> [Data for processing]:
Segment Open
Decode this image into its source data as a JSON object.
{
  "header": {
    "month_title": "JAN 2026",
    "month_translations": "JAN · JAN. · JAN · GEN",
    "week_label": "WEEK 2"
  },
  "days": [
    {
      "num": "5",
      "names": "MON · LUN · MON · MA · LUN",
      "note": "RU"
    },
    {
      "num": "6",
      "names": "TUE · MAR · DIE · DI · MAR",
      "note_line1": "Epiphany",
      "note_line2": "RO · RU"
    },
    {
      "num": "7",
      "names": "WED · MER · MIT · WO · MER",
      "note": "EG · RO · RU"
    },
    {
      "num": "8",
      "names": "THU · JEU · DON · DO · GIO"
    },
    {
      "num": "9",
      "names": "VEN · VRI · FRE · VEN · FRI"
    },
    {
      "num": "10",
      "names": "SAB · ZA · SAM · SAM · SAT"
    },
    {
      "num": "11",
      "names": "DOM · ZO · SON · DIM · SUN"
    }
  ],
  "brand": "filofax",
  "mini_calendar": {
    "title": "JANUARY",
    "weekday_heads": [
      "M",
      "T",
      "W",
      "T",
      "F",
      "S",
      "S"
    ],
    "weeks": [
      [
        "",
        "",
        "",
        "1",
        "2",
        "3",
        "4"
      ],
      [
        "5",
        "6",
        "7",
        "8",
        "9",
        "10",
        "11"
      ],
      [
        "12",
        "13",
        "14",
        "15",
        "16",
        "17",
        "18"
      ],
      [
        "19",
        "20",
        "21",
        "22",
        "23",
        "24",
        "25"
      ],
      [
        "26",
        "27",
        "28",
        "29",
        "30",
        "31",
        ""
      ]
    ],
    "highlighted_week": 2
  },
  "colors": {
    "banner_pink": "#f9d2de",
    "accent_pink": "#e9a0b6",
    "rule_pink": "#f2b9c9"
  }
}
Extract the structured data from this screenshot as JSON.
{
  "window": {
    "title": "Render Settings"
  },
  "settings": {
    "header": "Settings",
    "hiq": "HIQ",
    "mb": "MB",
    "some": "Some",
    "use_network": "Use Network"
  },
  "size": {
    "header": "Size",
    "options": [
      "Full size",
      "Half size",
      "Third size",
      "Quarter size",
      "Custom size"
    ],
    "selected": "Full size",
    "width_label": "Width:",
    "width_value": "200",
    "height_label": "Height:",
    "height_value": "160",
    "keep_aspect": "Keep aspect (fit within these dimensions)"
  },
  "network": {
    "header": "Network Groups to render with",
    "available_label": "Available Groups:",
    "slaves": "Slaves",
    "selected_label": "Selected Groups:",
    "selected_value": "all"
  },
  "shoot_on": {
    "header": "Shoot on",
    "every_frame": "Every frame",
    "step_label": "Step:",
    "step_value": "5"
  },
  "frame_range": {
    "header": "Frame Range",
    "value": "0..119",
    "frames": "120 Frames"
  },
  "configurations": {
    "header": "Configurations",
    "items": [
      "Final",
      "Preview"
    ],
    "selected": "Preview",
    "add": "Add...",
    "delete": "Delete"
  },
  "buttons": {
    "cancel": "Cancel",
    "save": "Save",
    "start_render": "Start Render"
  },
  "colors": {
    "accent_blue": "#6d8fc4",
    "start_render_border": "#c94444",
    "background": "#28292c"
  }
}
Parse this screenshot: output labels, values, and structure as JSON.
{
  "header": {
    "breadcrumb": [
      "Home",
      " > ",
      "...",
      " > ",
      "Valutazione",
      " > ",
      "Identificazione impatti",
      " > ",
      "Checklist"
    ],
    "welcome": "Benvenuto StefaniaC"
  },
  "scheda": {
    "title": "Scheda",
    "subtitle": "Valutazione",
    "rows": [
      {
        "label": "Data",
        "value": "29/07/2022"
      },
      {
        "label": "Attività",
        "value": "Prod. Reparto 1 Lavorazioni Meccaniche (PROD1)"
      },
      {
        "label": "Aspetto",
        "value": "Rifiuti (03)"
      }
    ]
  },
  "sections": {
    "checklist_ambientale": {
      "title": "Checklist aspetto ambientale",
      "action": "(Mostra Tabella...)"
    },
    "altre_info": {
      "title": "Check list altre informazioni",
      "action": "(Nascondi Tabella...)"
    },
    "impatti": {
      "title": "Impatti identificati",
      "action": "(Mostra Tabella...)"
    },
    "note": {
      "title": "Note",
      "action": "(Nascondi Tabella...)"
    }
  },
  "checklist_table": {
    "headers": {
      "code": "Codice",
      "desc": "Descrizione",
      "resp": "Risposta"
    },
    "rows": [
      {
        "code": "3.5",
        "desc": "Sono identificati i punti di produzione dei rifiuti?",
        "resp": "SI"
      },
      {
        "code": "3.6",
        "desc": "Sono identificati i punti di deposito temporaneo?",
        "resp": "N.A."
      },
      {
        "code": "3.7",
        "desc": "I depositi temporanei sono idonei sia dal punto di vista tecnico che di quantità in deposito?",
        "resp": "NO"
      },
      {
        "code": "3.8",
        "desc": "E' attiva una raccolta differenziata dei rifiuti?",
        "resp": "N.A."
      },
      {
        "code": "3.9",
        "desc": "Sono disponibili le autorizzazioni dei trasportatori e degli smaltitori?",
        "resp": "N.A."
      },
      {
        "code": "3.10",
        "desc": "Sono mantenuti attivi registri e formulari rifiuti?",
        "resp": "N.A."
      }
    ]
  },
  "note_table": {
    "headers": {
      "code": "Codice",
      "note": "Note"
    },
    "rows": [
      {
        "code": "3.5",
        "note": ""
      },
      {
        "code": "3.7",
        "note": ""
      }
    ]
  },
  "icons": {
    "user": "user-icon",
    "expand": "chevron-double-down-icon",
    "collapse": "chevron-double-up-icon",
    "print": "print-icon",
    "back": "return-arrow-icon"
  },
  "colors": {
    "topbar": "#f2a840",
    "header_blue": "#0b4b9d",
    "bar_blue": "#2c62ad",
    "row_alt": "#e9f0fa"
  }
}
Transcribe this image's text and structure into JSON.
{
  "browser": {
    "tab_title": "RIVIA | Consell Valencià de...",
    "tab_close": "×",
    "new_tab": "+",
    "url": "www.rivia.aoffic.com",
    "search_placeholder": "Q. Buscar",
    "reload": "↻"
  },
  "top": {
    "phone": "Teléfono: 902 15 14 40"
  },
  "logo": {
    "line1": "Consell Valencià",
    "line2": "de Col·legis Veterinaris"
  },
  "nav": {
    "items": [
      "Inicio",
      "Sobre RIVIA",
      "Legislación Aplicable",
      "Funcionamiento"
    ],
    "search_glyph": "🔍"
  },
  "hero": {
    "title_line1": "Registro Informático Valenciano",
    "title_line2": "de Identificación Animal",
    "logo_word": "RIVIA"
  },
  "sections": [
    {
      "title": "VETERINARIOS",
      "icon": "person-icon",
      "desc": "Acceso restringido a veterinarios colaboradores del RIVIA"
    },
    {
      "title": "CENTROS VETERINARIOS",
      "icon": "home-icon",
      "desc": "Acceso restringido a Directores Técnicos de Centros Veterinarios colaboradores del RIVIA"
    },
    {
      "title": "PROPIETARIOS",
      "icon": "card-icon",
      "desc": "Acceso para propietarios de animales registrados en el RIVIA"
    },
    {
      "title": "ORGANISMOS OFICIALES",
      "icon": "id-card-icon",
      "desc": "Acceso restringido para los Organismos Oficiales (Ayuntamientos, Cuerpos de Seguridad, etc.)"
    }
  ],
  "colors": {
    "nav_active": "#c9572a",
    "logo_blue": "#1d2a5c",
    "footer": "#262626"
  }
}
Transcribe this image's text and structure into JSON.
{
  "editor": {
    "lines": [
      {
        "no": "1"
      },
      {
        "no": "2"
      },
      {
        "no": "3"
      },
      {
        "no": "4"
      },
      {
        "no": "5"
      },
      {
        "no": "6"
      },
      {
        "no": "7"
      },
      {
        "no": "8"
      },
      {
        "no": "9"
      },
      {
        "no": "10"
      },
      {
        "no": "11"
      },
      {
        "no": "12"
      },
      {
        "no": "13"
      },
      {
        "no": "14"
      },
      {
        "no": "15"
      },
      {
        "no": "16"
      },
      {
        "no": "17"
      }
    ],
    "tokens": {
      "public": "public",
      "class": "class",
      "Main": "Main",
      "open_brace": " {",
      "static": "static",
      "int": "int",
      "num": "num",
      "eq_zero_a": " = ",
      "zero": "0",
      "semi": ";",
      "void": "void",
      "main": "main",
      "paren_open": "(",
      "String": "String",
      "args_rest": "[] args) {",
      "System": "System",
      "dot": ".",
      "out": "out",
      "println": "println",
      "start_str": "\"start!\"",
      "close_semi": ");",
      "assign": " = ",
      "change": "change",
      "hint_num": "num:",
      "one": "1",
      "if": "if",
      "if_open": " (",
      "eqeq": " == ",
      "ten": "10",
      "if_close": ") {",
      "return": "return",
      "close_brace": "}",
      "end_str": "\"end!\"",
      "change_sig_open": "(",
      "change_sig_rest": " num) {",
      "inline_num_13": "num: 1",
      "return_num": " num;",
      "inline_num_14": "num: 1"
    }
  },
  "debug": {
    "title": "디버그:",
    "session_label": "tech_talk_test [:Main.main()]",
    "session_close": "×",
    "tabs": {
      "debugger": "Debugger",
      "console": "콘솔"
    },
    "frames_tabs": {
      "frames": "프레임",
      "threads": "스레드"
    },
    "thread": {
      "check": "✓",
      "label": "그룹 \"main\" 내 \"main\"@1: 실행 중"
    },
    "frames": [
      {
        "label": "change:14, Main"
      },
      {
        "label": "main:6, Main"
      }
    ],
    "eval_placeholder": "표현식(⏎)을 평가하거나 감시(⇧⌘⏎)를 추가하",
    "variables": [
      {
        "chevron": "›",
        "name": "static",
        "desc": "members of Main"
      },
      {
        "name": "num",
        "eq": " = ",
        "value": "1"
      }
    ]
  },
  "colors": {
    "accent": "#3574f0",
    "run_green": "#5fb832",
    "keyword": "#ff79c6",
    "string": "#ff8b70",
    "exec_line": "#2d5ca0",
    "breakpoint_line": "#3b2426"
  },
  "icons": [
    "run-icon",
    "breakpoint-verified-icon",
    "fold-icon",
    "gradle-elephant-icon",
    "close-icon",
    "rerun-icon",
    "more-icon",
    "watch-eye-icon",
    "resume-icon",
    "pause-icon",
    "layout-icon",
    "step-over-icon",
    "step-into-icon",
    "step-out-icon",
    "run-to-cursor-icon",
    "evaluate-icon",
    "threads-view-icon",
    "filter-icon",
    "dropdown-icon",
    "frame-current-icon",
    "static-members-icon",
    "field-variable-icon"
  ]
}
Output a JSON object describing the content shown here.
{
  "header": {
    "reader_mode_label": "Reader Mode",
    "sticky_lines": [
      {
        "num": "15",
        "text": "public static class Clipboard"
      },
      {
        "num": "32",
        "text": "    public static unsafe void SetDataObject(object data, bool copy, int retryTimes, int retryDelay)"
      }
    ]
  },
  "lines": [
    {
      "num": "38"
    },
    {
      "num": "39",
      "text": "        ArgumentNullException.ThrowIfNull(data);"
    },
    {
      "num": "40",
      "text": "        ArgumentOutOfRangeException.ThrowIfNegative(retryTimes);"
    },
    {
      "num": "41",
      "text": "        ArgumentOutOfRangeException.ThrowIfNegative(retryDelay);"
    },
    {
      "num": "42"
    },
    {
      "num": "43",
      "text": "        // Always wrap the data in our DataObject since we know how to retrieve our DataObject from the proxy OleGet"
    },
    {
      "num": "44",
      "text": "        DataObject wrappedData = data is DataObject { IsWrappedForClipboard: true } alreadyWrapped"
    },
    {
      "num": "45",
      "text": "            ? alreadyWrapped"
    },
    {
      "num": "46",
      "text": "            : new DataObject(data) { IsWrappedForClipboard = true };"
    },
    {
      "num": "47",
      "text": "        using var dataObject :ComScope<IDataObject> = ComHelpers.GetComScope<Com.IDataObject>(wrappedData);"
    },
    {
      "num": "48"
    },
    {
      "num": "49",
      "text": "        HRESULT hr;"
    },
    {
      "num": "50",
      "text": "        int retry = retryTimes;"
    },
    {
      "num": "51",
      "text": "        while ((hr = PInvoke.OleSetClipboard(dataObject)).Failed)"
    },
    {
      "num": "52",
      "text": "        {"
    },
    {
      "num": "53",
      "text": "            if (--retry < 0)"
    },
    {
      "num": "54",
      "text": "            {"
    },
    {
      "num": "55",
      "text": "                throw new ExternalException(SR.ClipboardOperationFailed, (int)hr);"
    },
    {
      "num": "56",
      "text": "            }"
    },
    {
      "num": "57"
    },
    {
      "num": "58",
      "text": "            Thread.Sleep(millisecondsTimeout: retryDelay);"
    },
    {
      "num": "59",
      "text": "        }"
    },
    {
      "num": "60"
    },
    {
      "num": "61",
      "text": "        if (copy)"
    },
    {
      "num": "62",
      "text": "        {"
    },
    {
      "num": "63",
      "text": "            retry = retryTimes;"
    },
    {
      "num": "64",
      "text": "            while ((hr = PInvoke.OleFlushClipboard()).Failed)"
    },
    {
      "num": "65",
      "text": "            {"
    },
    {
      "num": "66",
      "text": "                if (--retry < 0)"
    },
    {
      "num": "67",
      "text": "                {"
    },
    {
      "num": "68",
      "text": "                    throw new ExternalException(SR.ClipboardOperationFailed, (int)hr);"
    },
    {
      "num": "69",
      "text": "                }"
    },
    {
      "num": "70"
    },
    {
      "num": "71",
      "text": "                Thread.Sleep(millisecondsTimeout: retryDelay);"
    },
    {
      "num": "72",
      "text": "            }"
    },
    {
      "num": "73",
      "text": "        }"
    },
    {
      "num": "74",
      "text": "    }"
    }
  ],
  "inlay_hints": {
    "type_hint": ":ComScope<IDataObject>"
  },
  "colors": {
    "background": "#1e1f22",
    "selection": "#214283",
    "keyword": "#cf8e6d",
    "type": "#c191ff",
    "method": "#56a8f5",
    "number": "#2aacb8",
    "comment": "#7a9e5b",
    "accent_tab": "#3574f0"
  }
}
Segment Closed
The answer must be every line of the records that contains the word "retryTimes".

> [Task response]:
        "text": "    public static unsafe void SetDataObject(object data, bool copy, int retryTimes, int retryDelay)"
      "text": "        ArgumentOutOfRangeException.ThrowIfNegative(retryTimes);"
      "text": "        int retry = retryTimes;"
      "text": "            retry = retryTimes;"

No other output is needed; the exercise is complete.